Monday, December 9, 2013

The One Where Nothing Happens

Ever feel like all you do is write, write, write and then edit, edit, edit and then meet and greet, meet and greet, meet and greet and make websites and brochures and business cards and try to develop a platform and a Facebook fan page and submit manuscripts to eight different publishers you met at a conference and THEN...


Not a peep. Not even something as simple as a smiley face or frowny face from a potential publisher.

And then the days of waiting for an email or a phone call or a letter turn into weeks and months and months. Sometimes, you may never hear anything. Sometimes, you may hear something you don't want to - but I found that even in that, at least I KNOW and that is even better than nothing.
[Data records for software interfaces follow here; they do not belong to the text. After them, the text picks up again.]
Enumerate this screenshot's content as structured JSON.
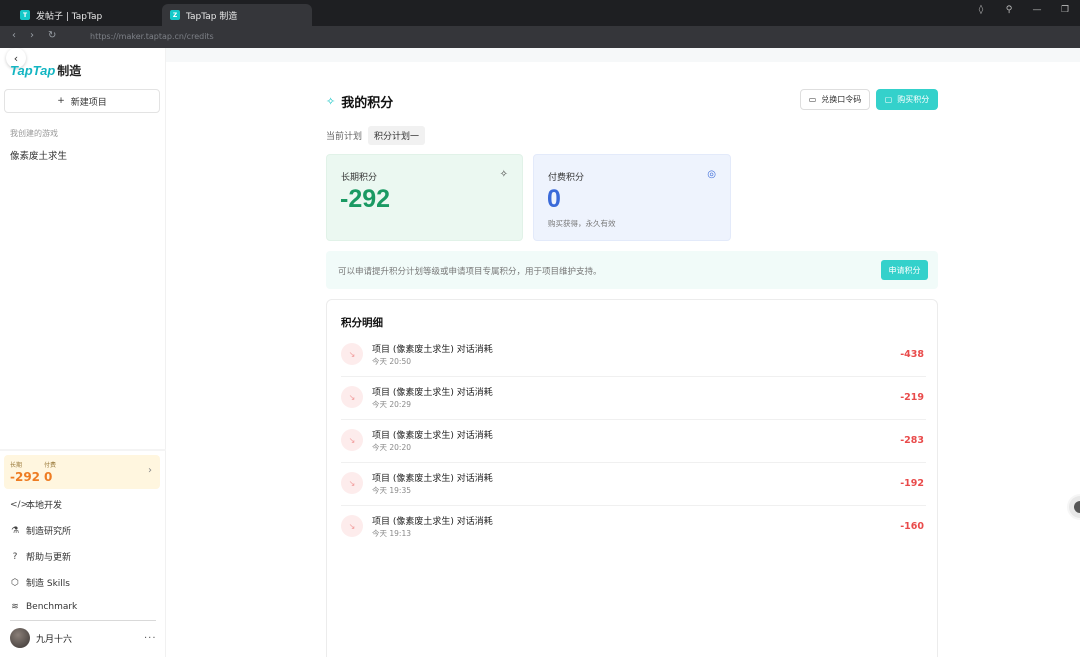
{
  "browser": {
    "tabs": [
      {
        "title": "发帖子 | TapTap",
        "favicon": "T"
      },
      {
        "title": "TapTap 制造",
        "favicon": "Z"
      }
    ],
    "url": "https://maker.taptap.cn/credits"
  },
  "sidebar": {
    "logo_text": "TapTap",
    "logo_suffix": "制造",
    "new_project_label": "新建项目",
    "section_label": "我创建的游戏",
    "games": [
      "像素废土求生"
    ],
    "credits": {
      "long_label": "长期",
      "long_value": "-292",
      "paid_label": "付费",
      "paid_value": "0"
    },
    "menu": [
      {
        "icon": "code-icon",
        "label": "本地开发"
      },
      {
        "icon": "flask-icon",
        "label": "制造研究所"
      },
      {
        "icon": "help-icon",
        "label": "帮助与更新"
      },
      {
        "icon": "cube-icon",
        "label": "制造 Skills"
      },
      {
        "icon": "chart-icon",
        "label": "Benchmark"
      }
    ],
    "user": {
      "name": "九月十六",
      "more": "···"
    }
  },
  "main": {
    "title": "我的积分",
    "redeem_button": "兑换口令码",
    "buy_button": "购买积分",
    "plan_label": "当前计划",
    "plan_value": "积分计划一",
    "long_term": {
      "label": "长期积分",
      "value": "-292"
    },
    "paid": {
      "label": "付费积分",
      "value": "0",
      "note": "购买获得，永久有效"
    },
    "banner_text": "可以申请提升积分计划等级或申请项目专属积分，用于项目维护支持。",
    "apply_button": "申请积分",
    "detail_title": "积分明细",
    "transactions": [
      {
        "title": "项目 (像素废土求生) 对话消耗",
        "time": "今天 20:50",
        "amount": "-438"
      },
      {
        "title": "项目 (像素废土求生) 对话消耗",
        "time": "今天 20:29",
        "amount": "-219"
      },
      {
        "title": "项目 (像素废土求生) 对话消耗",
        "time": "今天 20:20",
        "amount": "-283"
      },
      {
        "title": "项目 (像素废土求生) 对话消耗",
        "time": "今天 19:35",
        "amount": "-192"
      },
      {
        "title": "项目 (像素废土求生) 对话消耗",
        "time": "今天 19:13",
        "amount": "-160"
      }
    ]
  },
  "colors": {
    "accent": "#34d1cb",
    "long_term_value": "#1a9a63",
    "paid_value": "#3a6ad9",
    "negative": "#e94b4b",
    "sidebar_credit": "#ee7c22"
  }
}
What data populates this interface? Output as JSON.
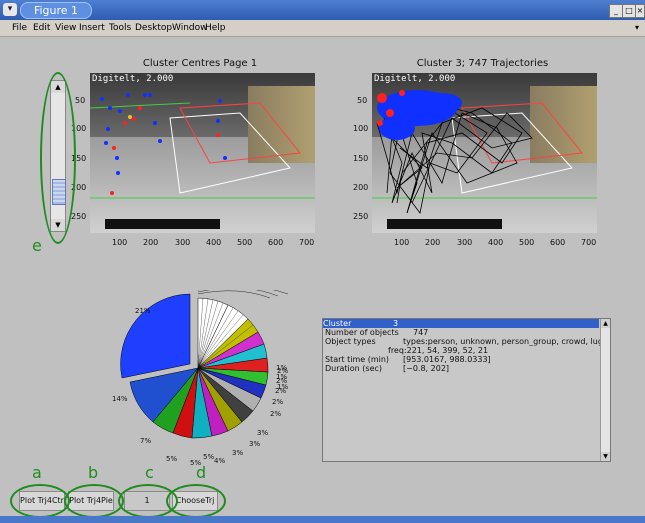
{
  "window": {
    "title": "Figure 1"
  },
  "menu": [
    "File",
    "Edit",
    "View",
    "Insert",
    "Tools",
    "Desktop",
    "Window",
    "Help"
  ],
  "plots": [
    {
      "title": "Cluster Centres Page 1",
      "overlay": "Digitelt, 2.000",
      "y_ticks": [
        "50",
        "100",
        "150",
        "200",
        "250"
      ],
      "x_ticks": [
        "100",
        "200",
        "300",
        "400",
        "500",
        "600",
        "700"
      ]
    },
    {
      "title": "Cluster 3; 747 Trajectories",
      "overlay": "Digitelt, 2.000",
      "y_ticks": [
        "50",
        "100",
        "150",
        "200",
        "250"
      ],
      "x_ticks": [
        "100",
        "200",
        "300",
        "400",
        "500",
        "600",
        "700"
      ]
    }
  ],
  "pie": {
    "labels": [
      "21%",
      "14%",
      "7%",
      "5%",
      "5%",
      "5%",
      "4%",
      "3%",
      "3%",
      "3%",
      "2%",
      "2%",
      "2%",
      "2%",
      "2%",
      "1%",
      "1%",
      "1%"
    ],
    "colors": [
      "#1f3fff",
      "#ffffff",
      "#2050d0",
      "#20a020",
      "#d01010",
      "#10a0b0",
      "#c020c0",
      "#a0a000",
      "#303030",
      "#b0b0b0"
    ]
  },
  "info": {
    "rows": [
      {
        "label": "Cluster",
        "value": "3"
      },
      {
        "label": "Number of objects",
        "value": "747"
      },
      {
        "label": "Object types",
        "value": "types:person, unknown, person_group, crowd, luggage"
      },
      {
        "label": "",
        "value": "freq:221, 54, 399, 52, 21"
      },
      {
        "label": "Start time (min)",
        "value": "[953.0167, 988.0333]"
      },
      {
        "label": "Duration (sec)",
        "value": "[−0.8, 202]"
      }
    ]
  },
  "buttons": {
    "plot_ctr": "Plot Trj4Ctr",
    "plot_pie": "Plot Trj4Pie",
    "edit": "1",
    "choose": "ChooseTrj"
  },
  "callouts": {
    "a": "a",
    "b": "b",
    "c": "c",
    "d": "d",
    "e": "e"
  }
}
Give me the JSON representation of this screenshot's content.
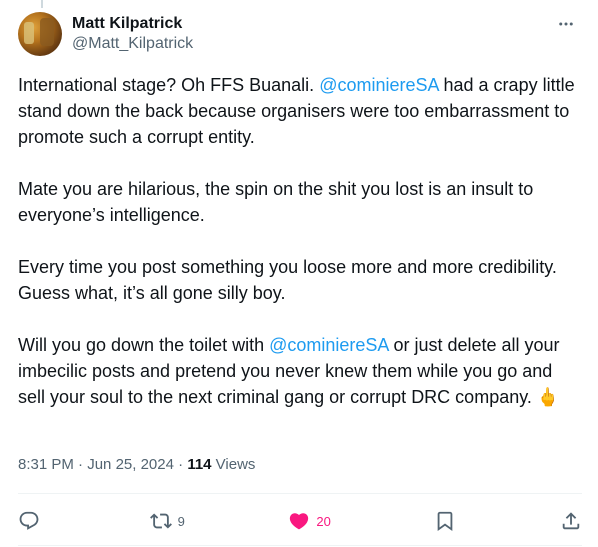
{
  "author": {
    "display_name": "Matt Kilpatrick",
    "handle": "@Matt_Kilpatrick"
  },
  "post": {
    "paragraphs": [
      {
        "segments": [
          {
            "text": "International stage? Oh FFS Buanali. ",
            "type": "text"
          },
          {
            "text": "@cominiereSA",
            "type": "mention"
          },
          {
            "text": " had a crapy little stand down the back because organisers were too embarrassment to promote such a corrupt entity.",
            "type": "text"
          }
        ]
      },
      {
        "segments": [
          {
            "text": "Mate you are hilarious, the spin on the shit you lost is an insult to everyone’s intelligence.",
            "type": "text"
          }
        ]
      },
      {
        "segments": [
          {
            "text": "Every time you post something you loose more and more credibility. Guess what, it’s all gone silly boy.",
            "type": "text"
          }
        ]
      },
      {
        "segments": [
          {
            "text": "Will you go down the toilet with ",
            "type": "text"
          },
          {
            "text": "@cominiereSA",
            "type": "mention"
          },
          {
            "text": " or just delete all your imbecilic posts and pretend you never knew them while you go and sell your soul to the next criminal gang or corrupt DRC company. ",
            "type": "text"
          },
          {
            "text": "🖕",
            "type": "emoji"
          }
        ]
      }
    ]
  },
  "meta": {
    "time": "8:31 PM",
    "separator": " · ",
    "date": "Jun 25, 2024",
    "views_count": "114",
    "views_label": " Views"
  },
  "actions": {
    "reply": {
      "icon": "reply-icon",
      "count": ""
    },
    "repost": {
      "icon": "repost-icon",
      "count": "9"
    },
    "like": {
      "icon": "heart-filled-icon",
      "count": "20",
      "color": "#f91880"
    },
    "bookmark": {
      "icon": "bookmark-icon",
      "count": ""
    },
    "share": {
      "icon": "share-icon",
      "count": ""
    }
  },
  "colors": {
    "accent": "#1d9bf0",
    "text": "#0f1419",
    "muted": "#536471",
    "like": "#f91880"
  }
}
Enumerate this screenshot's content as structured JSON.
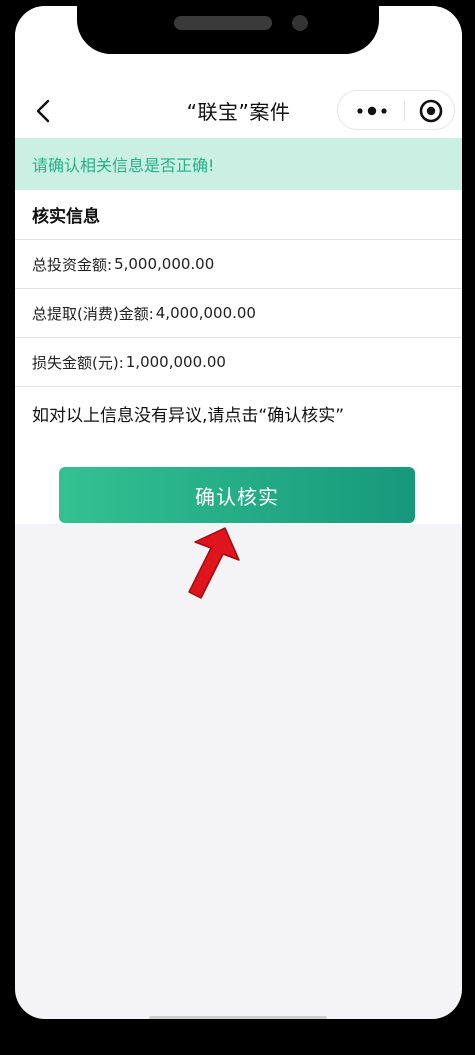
{
  "nav": {
    "title": "“联宝”案件",
    "back_icon": "chevron-left-icon",
    "more_icon": "more-dots-icon",
    "close_icon": "target-icon"
  },
  "notice": {
    "text": "请确认相关信息是否正确!"
  },
  "section": {
    "title": "核实信息"
  },
  "rows": [
    {
      "label": "总投资金额:",
      "value": "5,000,000.00"
    },
    {
      "label": "总提取(消费)金额:",
      "value": "4,000,000.00"
    },
    {
      "label": "损失金额(元):",
      "value": "1,000,000.00"
    }
  ],
  "hint": {
    "text": "如对以上信息没有异议,请点击“确认核实”"
  },
  "confirm_button": {
    "label": "确认核实"
  },
  "colors": {
    "notice_bg": "#c9f0e2",
    "notice_text": "#2aaf86",
    "button_start": "#34c191",
    "button_end": "#16997b",
    "arrow": "#e0141c"
  }
}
The wait is long. It took almost exactly a year after submitting Miss Match before I heard anything from the publisher and found out later that it had gotten left in a slush pile of an editor who had since left that company. Publishers are people just like us. And just like it sometimes takes me a week of making my family eat saltines and questionable cheese before I actually make it to the grocery store, sometimes publishers get sidetracked too.

So, if you're stuck there in the waiting period, here's a few ideas to help distract you from checking your email every 92 seconds.

1) Write something else!!

By far the biggest piece of advice I could ever give you is to not write a proposal or a novel or both and then just WAIT for that to get published. Keep writing! Keep learning. Keep stretching yourself in your field. Maybe the one you're waiting on will never be published but MAYBE the one you're writing in the meantime will be.

2) Read and read and read.

Read your favorite authors. Read new authors. Read bestsellers and read brand new books from brand new authors. See what speaks to you and ask yourself why it did. See what you hate and figure out why it rubs you the wrong way. You learn to write not by being in a classroom but by reading and reading often.

3) Go do something.

Find a friend and go Christmas shopping together. People watch at Starbucks. Listen to your friends and the way they talk to you and to each other. What inflections do they use? Watch the lady on her cell phone at the grocery store. Why is she upset? How is she portraying it - words? actions? both? Learn the nuances of people and then go home and try to bring them out in your writing. I think everyone has something weird that they do - some one special, very odd, very weird thing that they and only they do. How can your characters portray this??

4) Eat.

When all else fails and the day is long and your inbox is empty, the last piece of advice I can give to you is to just eat. Eat chocolate, eat potato chips, eat ice cream. Whatever your vice is, go for it. After all, your email will still be waiting for you when you're all done. ;)

How do you cope with the long waits from publishers?


  1. My publisher does a theological review on all books published through them, and I'm always going crazy during those three weeks of waiting! Yes, only three weeks, but I'm still biting my nails. Chocolate is a necessity. And coffee. And focusing on the wonderfulness of the book being published and how great it will be in the end. :)

  2. Or long waits for contest comments....just shorter than that year you mentioned. I hope. LOL.
    I'm being a good girl--I'm writing. And having chocolate and coffee, of course!